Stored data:
★ ★ ★ ★ ★ ★ ★
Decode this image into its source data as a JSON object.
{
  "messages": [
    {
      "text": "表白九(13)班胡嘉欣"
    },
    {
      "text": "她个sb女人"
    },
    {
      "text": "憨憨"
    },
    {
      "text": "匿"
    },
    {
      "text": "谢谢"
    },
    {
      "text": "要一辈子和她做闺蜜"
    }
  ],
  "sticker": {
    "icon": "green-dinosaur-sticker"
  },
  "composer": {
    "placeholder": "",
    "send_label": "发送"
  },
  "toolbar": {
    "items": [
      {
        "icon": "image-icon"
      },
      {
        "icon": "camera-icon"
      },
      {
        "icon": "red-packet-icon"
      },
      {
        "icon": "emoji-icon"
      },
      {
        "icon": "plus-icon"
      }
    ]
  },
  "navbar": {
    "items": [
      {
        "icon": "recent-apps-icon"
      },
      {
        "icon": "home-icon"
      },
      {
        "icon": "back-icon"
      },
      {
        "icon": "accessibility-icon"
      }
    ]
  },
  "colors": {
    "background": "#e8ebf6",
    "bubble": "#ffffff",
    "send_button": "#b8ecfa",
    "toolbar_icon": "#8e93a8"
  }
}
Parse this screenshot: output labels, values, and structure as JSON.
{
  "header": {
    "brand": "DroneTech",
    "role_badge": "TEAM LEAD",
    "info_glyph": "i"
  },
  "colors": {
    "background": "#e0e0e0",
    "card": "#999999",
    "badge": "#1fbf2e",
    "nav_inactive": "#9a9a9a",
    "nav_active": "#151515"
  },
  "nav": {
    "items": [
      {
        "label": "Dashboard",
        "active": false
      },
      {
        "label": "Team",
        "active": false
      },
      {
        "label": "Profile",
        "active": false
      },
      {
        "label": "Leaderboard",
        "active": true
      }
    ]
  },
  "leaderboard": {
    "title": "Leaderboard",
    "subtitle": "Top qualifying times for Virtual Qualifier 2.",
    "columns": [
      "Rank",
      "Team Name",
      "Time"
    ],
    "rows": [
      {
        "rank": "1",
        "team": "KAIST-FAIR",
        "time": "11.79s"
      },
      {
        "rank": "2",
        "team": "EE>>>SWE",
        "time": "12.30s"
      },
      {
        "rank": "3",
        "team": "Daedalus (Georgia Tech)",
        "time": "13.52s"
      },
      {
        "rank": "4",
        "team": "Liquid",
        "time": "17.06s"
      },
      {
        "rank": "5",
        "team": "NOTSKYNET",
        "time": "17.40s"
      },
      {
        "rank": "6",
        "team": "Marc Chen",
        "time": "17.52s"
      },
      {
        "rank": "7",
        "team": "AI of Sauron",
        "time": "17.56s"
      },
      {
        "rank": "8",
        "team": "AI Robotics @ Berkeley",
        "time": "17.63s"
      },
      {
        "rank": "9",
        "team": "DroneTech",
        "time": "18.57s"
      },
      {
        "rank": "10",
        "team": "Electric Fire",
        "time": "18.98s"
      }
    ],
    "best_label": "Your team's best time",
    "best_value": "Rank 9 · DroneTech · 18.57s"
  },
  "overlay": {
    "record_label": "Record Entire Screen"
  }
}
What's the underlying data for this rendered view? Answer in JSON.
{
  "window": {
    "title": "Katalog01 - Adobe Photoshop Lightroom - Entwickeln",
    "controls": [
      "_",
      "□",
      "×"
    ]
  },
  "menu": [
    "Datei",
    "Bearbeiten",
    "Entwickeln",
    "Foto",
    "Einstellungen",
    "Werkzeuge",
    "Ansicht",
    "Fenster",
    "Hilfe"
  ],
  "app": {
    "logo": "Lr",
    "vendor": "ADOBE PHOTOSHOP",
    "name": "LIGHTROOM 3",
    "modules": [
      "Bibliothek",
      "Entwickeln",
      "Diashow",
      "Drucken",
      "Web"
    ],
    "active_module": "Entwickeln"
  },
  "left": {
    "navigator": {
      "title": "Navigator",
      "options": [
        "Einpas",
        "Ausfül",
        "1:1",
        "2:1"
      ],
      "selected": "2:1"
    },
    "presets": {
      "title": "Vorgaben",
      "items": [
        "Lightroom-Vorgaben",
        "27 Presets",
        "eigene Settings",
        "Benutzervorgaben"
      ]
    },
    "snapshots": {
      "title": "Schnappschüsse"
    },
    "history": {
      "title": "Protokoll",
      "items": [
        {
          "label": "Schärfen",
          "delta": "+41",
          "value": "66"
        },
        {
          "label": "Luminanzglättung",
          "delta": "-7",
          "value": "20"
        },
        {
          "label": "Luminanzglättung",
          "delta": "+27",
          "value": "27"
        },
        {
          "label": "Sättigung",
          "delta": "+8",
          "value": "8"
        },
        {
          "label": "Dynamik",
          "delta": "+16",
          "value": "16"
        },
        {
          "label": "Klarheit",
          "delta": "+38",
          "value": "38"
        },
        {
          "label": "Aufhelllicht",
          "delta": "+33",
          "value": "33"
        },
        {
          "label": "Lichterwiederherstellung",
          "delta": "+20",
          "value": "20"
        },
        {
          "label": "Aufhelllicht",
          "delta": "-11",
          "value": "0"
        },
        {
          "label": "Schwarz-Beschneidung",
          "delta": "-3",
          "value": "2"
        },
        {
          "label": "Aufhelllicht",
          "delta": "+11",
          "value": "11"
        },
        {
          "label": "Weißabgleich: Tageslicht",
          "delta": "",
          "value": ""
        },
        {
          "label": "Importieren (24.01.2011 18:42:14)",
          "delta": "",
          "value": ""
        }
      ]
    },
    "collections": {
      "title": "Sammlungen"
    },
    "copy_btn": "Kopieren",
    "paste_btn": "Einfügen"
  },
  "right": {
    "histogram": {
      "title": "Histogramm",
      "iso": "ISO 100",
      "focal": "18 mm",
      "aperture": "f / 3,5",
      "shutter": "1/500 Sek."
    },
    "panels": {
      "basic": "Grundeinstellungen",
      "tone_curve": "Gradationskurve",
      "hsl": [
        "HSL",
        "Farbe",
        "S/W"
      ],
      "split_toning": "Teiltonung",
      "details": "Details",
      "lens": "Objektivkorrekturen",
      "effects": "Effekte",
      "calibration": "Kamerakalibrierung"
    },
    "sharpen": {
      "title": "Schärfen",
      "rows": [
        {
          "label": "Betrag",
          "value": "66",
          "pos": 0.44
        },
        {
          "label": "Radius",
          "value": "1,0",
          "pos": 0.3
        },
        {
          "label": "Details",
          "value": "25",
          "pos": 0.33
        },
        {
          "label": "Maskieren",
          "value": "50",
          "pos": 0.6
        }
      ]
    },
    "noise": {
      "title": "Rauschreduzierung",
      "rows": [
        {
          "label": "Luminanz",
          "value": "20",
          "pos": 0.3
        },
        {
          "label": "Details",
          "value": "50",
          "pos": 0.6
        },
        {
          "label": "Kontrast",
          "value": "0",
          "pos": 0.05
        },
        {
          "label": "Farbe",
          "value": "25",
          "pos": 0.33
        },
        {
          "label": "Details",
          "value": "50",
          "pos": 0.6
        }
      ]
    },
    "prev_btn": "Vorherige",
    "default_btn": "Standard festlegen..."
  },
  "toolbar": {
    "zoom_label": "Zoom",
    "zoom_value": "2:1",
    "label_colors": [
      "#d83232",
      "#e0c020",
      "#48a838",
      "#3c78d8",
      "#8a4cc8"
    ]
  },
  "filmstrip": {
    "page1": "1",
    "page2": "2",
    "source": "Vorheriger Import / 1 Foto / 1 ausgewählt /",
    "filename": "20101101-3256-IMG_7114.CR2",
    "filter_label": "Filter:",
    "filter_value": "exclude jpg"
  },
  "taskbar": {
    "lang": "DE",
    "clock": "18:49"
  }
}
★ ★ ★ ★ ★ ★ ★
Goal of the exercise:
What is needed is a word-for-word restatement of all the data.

Completed task:
Decode this image into its source data as a JSON object.
{
  "messages": [
    {
      "text": "表白九(13)班胡嘉欣"
    },
    {
      "text": "她个sb女人"
    },
    {
      "text": "憨憨"
    },
    {
      "text": "匿"
    },
    {
      "text": "谢谢"
    },
    {
      "text": "要一辈子和她做闺蜜"
    }
  ],
  "sticker": {
    "icon": "green-dinosaur-sticker"
  },
  "composer": {
    "placeholder": "",
    "send_label": "发送"
  },
  "toolbar": {
    "items": [
      {
        "icon": "image-icon"
      },
      {
        "icon": "camera-icon"
      },
      {
        "icon": "red-packet-icon"
      },
      {
        "icon": "emoji-icon"
      },
      {
        "icon": "plus-icon"
      }
    ]
  },
  "navbar": {
    "items": [
      {
        "icon": "recent-apps-icon"
      },
      {
        "icon": "home-icon"
      },
      {
        "icon": "back-icon"
      },
      {
        "icon": "accessibility-icon"
      }
    ]
  },
  "colors": {
    "background": "#e8ebf6",
    "bubble": "#ffffff",
    "send_button": "#b8ecfa",
    "toolbar_icon": "#8e93a8"
  }
}
Parse this screenshot: output labels, values, and structure as JSON.
{
  "header": {
    "brand": "DroneTech",
    "role_badge": "TEAM LEAD",
    "info_glyph": "i"
  },
  "colors": {
    "background": "#e0e0e0",
    "card": "#999999",
    "badge": "#1fbf2e",
    "nav_inactive": "#9a9a9a",
    "nav_active": "#151515"
  },
  "nav": {
    "items": [
      {
        "label": "Dashboard",
        "active": false
      },
      {
        "label": "Team",
        "active": false
      },
      {
        "label": "Profile",
        "active": false
      },
      {
        "label": "Leaderboard",
        "active": true
      }
    ]
  },
  "leaderboard": {
    "title": "Leaderboard",
    "subtitle": "Top qualifying times for Virtual Qualifier 2.",
    "columns": [
      "Rank",
      "Team Name",
      "Time"
    ],
    "rows": [
      {
        "rank": "1",
        "team": "KAIST-FAIR",
        "time": "11.79s"
      },
      {
        "rank": "2",
        "team": "EE>>>SWE",
        "time": "12.30s"
      },
      {
        "rank": "3",
        "team": "Daedalus (Georgia Tech)",
        "time": "13.52s"
      },
      {
        "rank": "4",
        "team": "Liquid",
        "time": "17.06s"
      },
      {
        "rank": "5",
        "team": "NOTSKYNET",
        "time": "17.40s"
      },
      {
        "rank": "6",
        "team": "Marc Chen",
        "time": "17.52s"
      },
      {
        "rank": "7",
        "team": "AI of Sauron",
        "time": "17.56s"
      },
      {
        "rank": "8",
        "team": "AI Robotics @ Berkeley",
        "time": "17.63s"
      },
      {
        "rank": "9",
        "team": "DroneTech",
        "time": "18.57s"
      },
      {
        "rank": "10",
        "team": "Electric Fire",
        "time": "18.98s"
      }
    ],
    "best_label": "Your team's best time",
    "best_value": "Rank 9 · DroneTech · 18.57s"
  },
  "overlay": {
    "record_label": "Record Entire Screen"
  }
}
What's the underlying data for this rendered view? Answer in JSON.
{
  "window": {
    "title": "Katalog01 - Adobe Photoshop Lightroom - Entwickeln",
    "controls": [
      "_",
      "□",
      "×"
    ]
  },
  "menu": [
    "Datei",
    "Bearbeiten",
    "Entwickeln",
    "Foto",
    "Einstellungen",
    "Werkzeuge",
    "Ansicht",
    "Fenster",
    "Hilfe"
  ],
  "app": {
    "logo": "Lr",
    "vendor": "ADOBE PHOTOSHOP",
    "name": "LIGHTROOM 3",
    "modules": [
      "Bibliothek",
      "Entwickeln",
      "Diashow",
      "Drucken",
      "Web"
    ],
    "active_module": "Entwickeln"
  },
  "left": {
    "navigator": {
      "title": "Navigator",
      "options": [
        "Einpas",
        "Ausfül",
        "1:1",
        "2:1"
      ],
      "selected": "2:1"
    },
    "presets": {
      "title": "Vorgaben",
      "items": [
        "Lightroom-Vorgaben",
        "27 Presets",
        "eigene Settings",
        "Benutzervorgaben"
      ]
    },
    "snapshots": {
      "title": "Schnappschüsse"
    },
    "history": {
      "title": "Protokoll",
      "items": [
        {
          "label": "Schärfen",
          "delta": "+41",
          "value": "66"
        },
        {
          "label": "Luminanzglättung",
          "delta": "-7",
          "value": "20"
        },
        {
          "label": "Luminanzglättung",
          "delta": "+27",
          "value": "27"
        },
        {
          "label": "Sättigung",
          "delta": "+8",
          "value": "8"
        },
        {
          "label": "Dynamik",
          "delta": "+16",
          "value": "16"
        },
        {
          "label": "Klarheit",
          "delta": "+38",
          "value": "38"
        },
        {
          "label": "Aufhelllicht",
          "delta": "+33",
          "value": "33"
        },
        {
          "label": "Lichterwiederherstellung",
          "delta": "+20",
          "value": "20"
        },
        {
          "label": "Aufhelllicht",
          "delta": "-11",
          "value": "0"
        },
        {
          "label": "Schwarz-Beschneidung",
          "delta": "-3",
          "value": "2"
        },
        {
          "label": "Aufhelllicht",
          "delta": "+11",
          "value": "11"
        },
        {
          "label": "Weißabgleich: Tageslicht",
          "delta": "",
          "value": ""
        },
        {
          "label": "Importieren (24.01.2011 18:42:14)",
          "delta": "",
          "value": ""
        }
      ]
    },
    "collections": {
      "title": "Sammlungen"
    },
    "copy_btn": "Kopieren",
    "paste_btn": "Einfügen"
  },
  "right": {
    "histogram": {
      "title": "Histogramm",
      "iso": "ISO 100",
      "focal": "18 mm",
      "aperture": "f / 3,5",
      "shutter": "1/500 Sek."
    },
    "panels": {
      "basic": "Grundeinstellungen",
      "tone_curve": "Gradationskurve",
      "hsl": [
        "HSL",
        "Farbe",
        "S/W"
      ],
      "split_toning": "Teiltonung",
      "details": "Details",
      "lens": "Objektivkorrekturen",
      "effects": "Effekte",
      "calibration": "Kamerakalibrierung"
    },
    "sharpen": {
      "title": "Schärfen",
      "rows": [
        {
          "label": "Betrag",
          "value": "66",
          "pos": 0.44
        },
        {
          "label": "Radius",
          "value": "1,0",
          "pos": 0.3
        },
        {
          "label": "Details",
          "value": "25",
          "pos": 0.33
        },
        {
          "label": "Maskieren",
          "value": "50",
          "pos": 0.6
        }
      ]
    },
    "noise": {
      "title": "Rauschreduzierung",
      "rows": [
        {
          "label": "Luminanz",
          "value": "20",
          "pos": 0.3
        },
        {
          "label": "Details",
          "value": "50",
          "pos": 0.6
        },
        {
          "label": "Kontrast",
          "value": "0",
          "pos": 0.05
        },
        {
          "label": "Farbe",
          "value": "25",
          "pos": 0.33
        },
        {
          "label": "Details",
          "value": "50",
          "pos": 0.6
        }
      ]
    },
    "prev_btn": "Vorherige",
    "default_btn": "Standard festlegen..."
  },
  "toolbar": {
    "zoom_label": "Zoom",
    "zoom_value": "2:1",
    "label_colors": [
      "#d83232",
      "#e0c020",
      "#48a838",
      "#3c78d8",
      "#8a4cc8"
    ]
  },
  "filmstrip": {
    "page1": "1",
    "page2": "2",
    "source": "Vorheriger Import / 1 Foto / 1 ausgewählt /",
    "filename": "20101101-3256-IMG_7114.CR2",
    "filter_label": "Filter:",
    "filter_value": "exclude jpg"
  },
  "taskbar": {
    "lang": "DE",
    "clock": "18:49"
  }
}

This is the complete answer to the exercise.